### What to produce
If a line in the records contains the string "java", show that line.

[Records from a data collection]
━━━━━━━━━━━━━━━━━━━━━━━━━━━━━━
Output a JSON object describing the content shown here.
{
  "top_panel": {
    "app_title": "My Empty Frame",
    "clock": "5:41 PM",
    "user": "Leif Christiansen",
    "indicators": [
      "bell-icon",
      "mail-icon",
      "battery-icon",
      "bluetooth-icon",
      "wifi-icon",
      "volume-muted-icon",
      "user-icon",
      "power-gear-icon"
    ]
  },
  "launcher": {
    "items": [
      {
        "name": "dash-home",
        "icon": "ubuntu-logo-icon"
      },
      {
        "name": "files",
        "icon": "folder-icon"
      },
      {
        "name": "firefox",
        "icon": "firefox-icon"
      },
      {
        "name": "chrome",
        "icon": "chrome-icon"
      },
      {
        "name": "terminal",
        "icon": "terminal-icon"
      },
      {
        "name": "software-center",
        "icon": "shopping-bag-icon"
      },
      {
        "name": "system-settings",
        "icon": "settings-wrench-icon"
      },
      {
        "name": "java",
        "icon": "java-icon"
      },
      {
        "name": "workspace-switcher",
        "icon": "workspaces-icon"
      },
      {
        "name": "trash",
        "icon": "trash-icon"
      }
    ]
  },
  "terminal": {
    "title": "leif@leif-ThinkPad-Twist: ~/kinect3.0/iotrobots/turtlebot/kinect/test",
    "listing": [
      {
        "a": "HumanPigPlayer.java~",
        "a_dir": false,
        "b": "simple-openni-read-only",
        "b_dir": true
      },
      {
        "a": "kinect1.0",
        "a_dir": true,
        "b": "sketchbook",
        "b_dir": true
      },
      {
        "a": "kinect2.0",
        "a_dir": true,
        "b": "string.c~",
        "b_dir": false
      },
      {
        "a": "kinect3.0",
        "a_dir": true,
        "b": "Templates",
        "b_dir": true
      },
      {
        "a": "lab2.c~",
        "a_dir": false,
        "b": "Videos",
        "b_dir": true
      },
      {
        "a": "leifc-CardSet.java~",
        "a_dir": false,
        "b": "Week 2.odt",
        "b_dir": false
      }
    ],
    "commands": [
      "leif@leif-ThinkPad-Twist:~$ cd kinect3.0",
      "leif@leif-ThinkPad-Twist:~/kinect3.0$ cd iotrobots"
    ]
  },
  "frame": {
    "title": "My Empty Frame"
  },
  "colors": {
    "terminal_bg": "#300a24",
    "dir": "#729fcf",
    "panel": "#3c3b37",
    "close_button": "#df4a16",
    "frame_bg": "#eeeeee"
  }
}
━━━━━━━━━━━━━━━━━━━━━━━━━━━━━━
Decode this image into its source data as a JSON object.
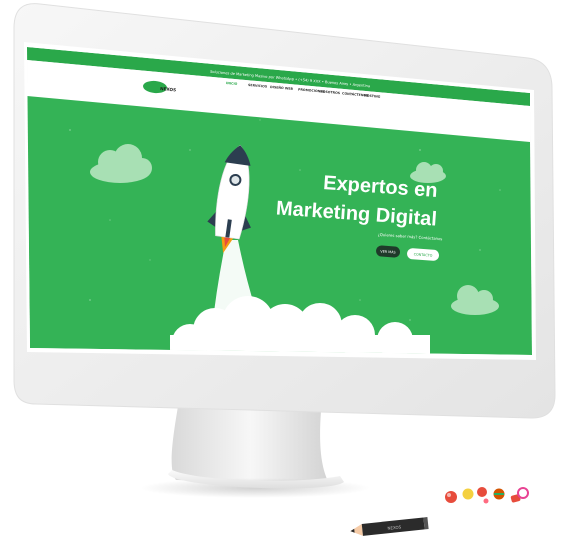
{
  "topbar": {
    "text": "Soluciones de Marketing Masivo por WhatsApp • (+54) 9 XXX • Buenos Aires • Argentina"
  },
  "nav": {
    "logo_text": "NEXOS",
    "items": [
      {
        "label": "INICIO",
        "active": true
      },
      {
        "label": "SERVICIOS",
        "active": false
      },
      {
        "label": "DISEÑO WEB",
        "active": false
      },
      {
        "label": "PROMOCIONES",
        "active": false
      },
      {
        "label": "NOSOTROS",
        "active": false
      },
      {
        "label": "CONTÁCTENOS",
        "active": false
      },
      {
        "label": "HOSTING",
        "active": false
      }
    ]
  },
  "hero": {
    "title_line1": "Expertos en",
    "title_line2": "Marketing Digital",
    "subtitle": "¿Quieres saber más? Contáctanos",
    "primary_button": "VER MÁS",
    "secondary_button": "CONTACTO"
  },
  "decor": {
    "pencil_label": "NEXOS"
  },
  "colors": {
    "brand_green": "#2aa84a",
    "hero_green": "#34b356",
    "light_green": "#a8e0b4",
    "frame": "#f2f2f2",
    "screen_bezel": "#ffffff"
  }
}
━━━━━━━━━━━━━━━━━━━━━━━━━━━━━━
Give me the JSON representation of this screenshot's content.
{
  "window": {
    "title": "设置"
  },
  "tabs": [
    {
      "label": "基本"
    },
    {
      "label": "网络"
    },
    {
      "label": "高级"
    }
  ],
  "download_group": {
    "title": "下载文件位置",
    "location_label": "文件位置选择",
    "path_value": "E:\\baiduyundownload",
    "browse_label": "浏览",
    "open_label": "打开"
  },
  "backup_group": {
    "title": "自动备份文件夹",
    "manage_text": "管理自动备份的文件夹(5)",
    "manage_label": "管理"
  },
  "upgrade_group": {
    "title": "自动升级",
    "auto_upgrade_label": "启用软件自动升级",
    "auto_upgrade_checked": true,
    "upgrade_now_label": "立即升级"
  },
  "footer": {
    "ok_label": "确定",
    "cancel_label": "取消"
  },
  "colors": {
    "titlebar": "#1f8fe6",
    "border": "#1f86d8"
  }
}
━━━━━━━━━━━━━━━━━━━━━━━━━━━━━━
### Solution below
        "name": "java",
        "icon": "java-icon"
        "a": "HumanPigPlayer.java~",
        "a": "leifc-CardSet.java~",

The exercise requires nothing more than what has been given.